Tag: Bertolt Brecht


Into the dark…

By Jessica Cornish

In the appropriately atmospheric Butterfly Club, twenty-something-year-old songstress Hannah Day is currently staring in the one-woman cabaret Weill Creatures, composed from a tapestry of Weill’s musical creations.

Weill Creatures

The hour-long performance features the music of Kurt Weill, and dramatist Bertolt Brecht, and if you’re not familiar, the pair were notoriously known as the founding fathers of Episches Theater (the epic theatre movement) established in twentieth-century Germany. The majority of the numbers Day utilises are from well-known musicals such as The Threepenny Opera and Happy End, which were popular musicals of their day that appealed to the masses whilst retaining their literary and musical integrity.

Weill Creatures is sung in a mixture of French and English, which was an interesting decision as the original pieces were actually composed in German.
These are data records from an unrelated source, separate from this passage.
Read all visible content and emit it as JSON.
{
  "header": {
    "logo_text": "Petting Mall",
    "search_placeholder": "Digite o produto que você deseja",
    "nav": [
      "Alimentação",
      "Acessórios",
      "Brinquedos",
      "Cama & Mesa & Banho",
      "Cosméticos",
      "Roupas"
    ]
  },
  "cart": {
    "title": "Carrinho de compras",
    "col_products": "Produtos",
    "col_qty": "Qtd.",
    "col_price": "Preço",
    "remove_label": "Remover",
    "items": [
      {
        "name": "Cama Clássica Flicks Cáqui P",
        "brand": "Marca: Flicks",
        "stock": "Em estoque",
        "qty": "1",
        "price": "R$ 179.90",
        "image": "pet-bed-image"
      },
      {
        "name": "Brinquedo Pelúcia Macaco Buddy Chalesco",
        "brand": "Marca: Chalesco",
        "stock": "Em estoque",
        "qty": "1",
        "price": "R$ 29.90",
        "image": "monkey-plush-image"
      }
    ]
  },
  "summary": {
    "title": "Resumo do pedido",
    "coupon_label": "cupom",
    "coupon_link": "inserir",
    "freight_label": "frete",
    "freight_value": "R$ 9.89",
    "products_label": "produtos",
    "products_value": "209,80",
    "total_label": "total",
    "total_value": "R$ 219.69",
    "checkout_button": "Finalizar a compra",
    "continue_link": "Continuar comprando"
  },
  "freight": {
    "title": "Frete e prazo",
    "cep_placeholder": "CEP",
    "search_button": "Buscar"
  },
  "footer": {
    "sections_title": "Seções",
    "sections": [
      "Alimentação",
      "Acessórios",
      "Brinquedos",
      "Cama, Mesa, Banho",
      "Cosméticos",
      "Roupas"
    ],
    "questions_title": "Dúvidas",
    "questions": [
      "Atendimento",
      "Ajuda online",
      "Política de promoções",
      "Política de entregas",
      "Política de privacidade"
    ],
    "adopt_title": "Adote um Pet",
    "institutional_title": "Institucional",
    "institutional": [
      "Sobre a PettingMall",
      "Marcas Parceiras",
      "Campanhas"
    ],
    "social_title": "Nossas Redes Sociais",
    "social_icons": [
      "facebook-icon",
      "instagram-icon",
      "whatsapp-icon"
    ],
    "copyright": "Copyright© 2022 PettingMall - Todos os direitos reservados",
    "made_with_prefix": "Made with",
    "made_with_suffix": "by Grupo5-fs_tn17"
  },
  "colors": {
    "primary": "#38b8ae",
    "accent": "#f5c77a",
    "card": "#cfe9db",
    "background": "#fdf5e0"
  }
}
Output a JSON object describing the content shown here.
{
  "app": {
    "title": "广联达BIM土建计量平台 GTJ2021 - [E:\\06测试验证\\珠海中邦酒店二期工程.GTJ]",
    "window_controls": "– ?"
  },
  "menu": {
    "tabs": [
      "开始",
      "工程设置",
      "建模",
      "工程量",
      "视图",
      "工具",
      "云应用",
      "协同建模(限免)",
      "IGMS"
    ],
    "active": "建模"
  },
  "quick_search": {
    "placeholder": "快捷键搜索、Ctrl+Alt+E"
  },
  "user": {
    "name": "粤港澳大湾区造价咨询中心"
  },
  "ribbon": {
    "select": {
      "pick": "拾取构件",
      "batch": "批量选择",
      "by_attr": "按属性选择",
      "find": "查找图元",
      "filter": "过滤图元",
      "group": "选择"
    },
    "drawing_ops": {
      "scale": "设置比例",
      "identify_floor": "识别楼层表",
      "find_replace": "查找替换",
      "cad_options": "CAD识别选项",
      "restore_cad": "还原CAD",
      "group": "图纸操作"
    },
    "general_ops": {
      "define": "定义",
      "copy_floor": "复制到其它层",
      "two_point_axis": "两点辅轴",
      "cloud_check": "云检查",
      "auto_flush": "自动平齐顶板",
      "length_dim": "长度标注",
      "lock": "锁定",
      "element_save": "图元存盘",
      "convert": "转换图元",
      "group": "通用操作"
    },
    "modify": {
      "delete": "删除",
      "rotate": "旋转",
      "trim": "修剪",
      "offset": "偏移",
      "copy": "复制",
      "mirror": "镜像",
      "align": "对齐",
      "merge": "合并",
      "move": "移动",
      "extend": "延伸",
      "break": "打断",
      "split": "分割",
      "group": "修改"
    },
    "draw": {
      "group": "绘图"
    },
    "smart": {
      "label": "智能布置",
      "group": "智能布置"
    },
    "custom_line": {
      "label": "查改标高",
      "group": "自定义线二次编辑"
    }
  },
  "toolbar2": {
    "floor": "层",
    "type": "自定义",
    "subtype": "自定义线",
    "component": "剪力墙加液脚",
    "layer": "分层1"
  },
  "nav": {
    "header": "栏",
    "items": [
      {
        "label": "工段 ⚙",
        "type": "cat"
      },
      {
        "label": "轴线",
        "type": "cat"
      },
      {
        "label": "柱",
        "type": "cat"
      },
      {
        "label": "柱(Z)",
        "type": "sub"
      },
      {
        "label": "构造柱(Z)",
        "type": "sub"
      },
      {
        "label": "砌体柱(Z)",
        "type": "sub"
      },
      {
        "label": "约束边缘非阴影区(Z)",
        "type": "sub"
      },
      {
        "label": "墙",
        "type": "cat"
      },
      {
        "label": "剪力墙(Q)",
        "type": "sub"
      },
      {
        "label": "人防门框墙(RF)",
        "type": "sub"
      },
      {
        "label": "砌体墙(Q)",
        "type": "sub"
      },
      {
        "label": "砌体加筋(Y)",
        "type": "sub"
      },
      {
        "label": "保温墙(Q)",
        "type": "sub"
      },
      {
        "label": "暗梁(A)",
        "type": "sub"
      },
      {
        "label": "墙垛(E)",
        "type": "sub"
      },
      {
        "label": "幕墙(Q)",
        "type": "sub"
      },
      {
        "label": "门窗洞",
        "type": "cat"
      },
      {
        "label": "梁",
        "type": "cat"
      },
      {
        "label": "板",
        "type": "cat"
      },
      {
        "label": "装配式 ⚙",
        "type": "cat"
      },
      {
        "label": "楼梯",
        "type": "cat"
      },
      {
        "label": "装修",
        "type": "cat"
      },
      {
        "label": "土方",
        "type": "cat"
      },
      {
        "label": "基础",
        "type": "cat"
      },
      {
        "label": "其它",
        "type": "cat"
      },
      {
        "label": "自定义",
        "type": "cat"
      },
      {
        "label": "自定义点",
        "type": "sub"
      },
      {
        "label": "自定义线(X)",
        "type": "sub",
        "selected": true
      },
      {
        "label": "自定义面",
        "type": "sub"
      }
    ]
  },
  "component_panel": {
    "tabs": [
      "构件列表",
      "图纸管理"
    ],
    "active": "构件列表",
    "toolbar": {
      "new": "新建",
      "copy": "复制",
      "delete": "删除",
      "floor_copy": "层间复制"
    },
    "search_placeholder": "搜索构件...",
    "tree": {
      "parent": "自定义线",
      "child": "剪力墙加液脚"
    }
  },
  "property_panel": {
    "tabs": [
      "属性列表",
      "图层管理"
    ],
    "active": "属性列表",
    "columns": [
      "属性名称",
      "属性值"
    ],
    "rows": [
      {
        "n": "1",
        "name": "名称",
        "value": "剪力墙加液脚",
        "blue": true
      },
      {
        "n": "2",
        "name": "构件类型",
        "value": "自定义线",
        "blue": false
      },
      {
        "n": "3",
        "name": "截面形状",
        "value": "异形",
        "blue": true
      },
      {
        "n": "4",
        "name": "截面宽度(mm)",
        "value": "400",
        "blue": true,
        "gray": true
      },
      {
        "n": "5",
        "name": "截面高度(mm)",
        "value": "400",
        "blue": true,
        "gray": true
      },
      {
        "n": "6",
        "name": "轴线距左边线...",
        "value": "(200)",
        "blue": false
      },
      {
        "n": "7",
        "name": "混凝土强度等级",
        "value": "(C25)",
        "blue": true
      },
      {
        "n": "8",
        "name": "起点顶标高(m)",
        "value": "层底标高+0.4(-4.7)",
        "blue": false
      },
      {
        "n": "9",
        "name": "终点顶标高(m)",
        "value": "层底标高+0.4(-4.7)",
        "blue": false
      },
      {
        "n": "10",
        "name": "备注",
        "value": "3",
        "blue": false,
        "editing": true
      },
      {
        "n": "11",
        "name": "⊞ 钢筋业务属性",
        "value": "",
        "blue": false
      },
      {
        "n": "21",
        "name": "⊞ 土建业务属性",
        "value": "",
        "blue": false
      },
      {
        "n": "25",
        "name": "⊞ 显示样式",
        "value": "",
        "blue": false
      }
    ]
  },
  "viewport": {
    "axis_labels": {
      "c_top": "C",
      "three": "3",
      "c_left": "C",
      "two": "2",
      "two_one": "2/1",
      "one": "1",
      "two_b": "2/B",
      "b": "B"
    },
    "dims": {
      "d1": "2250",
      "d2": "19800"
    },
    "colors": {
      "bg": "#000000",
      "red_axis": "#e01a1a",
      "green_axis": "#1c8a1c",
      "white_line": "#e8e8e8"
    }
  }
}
Due to the Franglish, it was sometimes slightly difficult to grasp the story line, especially for those less familiar with the works of Weill and Brecht. This confusion was further deepened due to the various segueing monologues introducing and entering different characters’ lives.

Many of the characters portrayed are heartbroken women tormented by unrequited love, women who are suffering in the knowledge that their husbands have returned to a life of crime, women who are themselves swindlers and women forced to live a life of prostitution. It is quite an intense and serious hour of cabaret, which draws its audience dramatically and musically into the bleak reality of these women.

Similar to the plot, the lighting was ultimately a tad too dark for my liking: the performance could have benefited from a little more light and shade, rather than just the enduring darkness. Indeed, the big mystery of the evening, as articulated by my Weill enthusiast companion, was where was the “Mack the Knife” rendition went? With its blackly humorous lyrics and jazz-standard fame,  this Threepenny Opera delight could have added some needed upbeat relief and engaging familiarity in an otherwise grim and sombre performance.

Vocally, Day is impressive. Her words were well-articulated and notes, particularly in the higher register, were all well-executed. She had great projection and vibrato was added appropriately to colour the songs, nicely emulating the singing style of the 1930’s. She is clearly a confident young performer, with a strong support network and a definite future in the Australian musical theatre scene. Weill Creatures is definitely not for the faint-hearted, and I warmly applaud Hannah for exposing the daring and dramatic works of Weill to a new generation.

The Butterfly Club: Carson Place, off Little Collins St (between Swanston & Elizabeth) in the Melbourne CBD.

Tuesday 20 May 2014 8:00pm
Wednesday 21 May 2014 8:00pm
Thursday 22 May 2014 9:00pm
Friday 23 May 2014 9:00pm
Saturday 24 May 2014 9:00pm
Sunday 25 May 2014 8:00pm

Full $23
Concession $20
Groups (8+) $18



A joyous response to a timeless classic

By Myron My

With a re-imagining of Bertolt Brecht’s Caucasian Chalk Circle, Inotrope and St Kilda Uniting Care Drop In Centre are presenting their latest collaborative work, Our Chalk Circle this week.

The story follows a young maid who takes the Governor and his wife’s abandoned baby under her care, and explores the repercussions that arise from that act.

It’s great when a performance can have a stage in the round or appropriately ‘in the circle’ here, as it allows the audience to be more involved in the action. Bales of hay form the circle and seating for the viewers of this production, and its strong scent immediately takes your thoughts to old village life. Then the music begins and the procession marches out in their grand costumes made from wadding.

Set within a culture of corruption and deception, Our Circle Chalk examines three very important themes: class discrimination, human sympathy and goodness and justice but it manages to look at these themes in a light and uplifting way whilst not ignoring their impact on society or examining how they are still relevant in today’s world.

The songs are beautifully timed to moments where we need to gather ourselves from the chaos that is occurring. They are far and few between but each song has such an impact on us as an audience that they go on in your mind even after they have ended.

It was impressive to see a variety of people singing and playing the instruments with skill and from the heart. Having said that, all the performers in this company also excelled in their roles and took on their characters with strong conviction and commitment.

By the end of the Our Chalk Circle, there was a definite collective mood of joy in the audience as we all clapped along and laughed to the final song. This creative work was an uplifting and feel-good performance that had me smiling long after I got home.

Venue: Theatreworks, 14 Acland St, St Kilda.

Season: Until 11 November | 7:30pm, Sun 5:30pm

Tickets: $36 Full | $20 Concession

Bookings:  9534 3388 or http://www.theatreworks.org.au